Tyler Durden's picture

First, Initial Claims - the new yoyo.

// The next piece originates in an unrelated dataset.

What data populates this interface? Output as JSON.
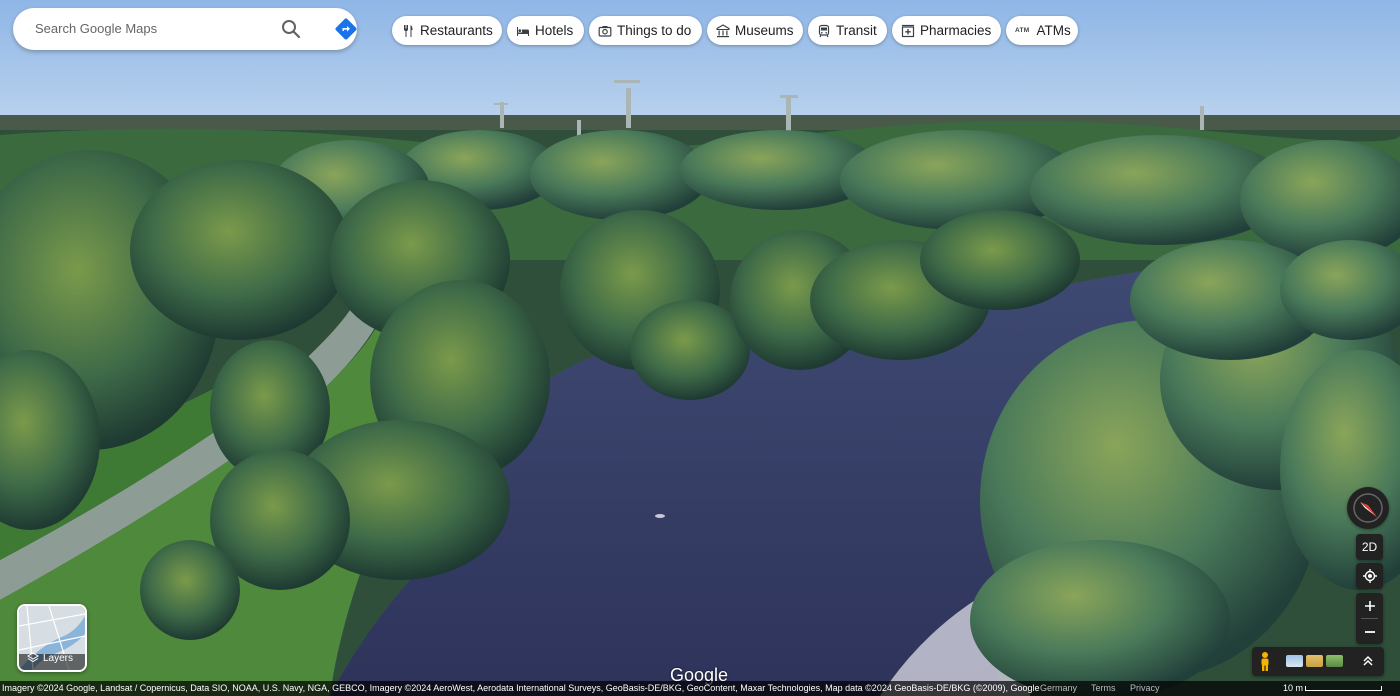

  • Initial claims drop from revised 402K (as expected) in last week, to 352K this week, 50K swing in one week, on expectations of 384K. All in the seasonal adjustment, which tries to compensate for the 124K drop in Non Seasonally Adjusted claims. Fired bankers and everyone else no longer registers to the B(L)S.
  • This number was below the lowest Wall Street estimate of 363K.
  • Continuing claims: 3.432MM, below expectations of 3.590MM, previous revised naturally higher from 3.628MM to 3.647MM. The reason? People on EUC and Extended benefits in last week: +105,000. More and more people move away from 6 month support to extended 99 week cliff.
  • The decline in continuing claims was 215K, and the number of 3.432MM was the lowest since Sept 6, 2008, the week before the Lehman collapse (h/t Stone McCarthy)
  • Decline likely “function of seasonal distortion,” likely “exaggerates strength in the labor market,” says BBG economist Joseph Brusuelas

  • Source

Housing Starts and Permits:

  • Largely irrelevant, as crawling at a bottom, but starts at 657K, below expectations of 680K, and down from 685K previously
  • Permits in line with expectations at 679K, down from 680K before
  • Volatile’’ multifamily dwellings category eased “slightly,” says Brusuelas. Even so, MFDs “likely to remain quite stout due” on modest increase in household formation, ownership-to-renter transition, tight apartments supply. Housing “still dead,” says Bloomberg economist Rich Yamarone
  • Source

CPI:

  • Headline CPI at 0.0% vs expectations of 0.1%, unchanged from last month
  • Core CPI: +0.1% in line with expectations of +0.1 and down from 0.2% previously
  • "Weak domestic aggregate demand,’’ slowing global economy likely to continue downward pressure on prices, says Bloomberg economist Joseph Brusuelas
  • Fed “clearly concerned with the return of disinflation;” watch for “talk of further central bank action to support the economy” at next week’s FOMC meeting, says Brusuelas 
  • Source

Slowly all the high frequency economic data are becoming increasingly meaningless, noisy, volatile and unpredictable. Just as the government wants it to be.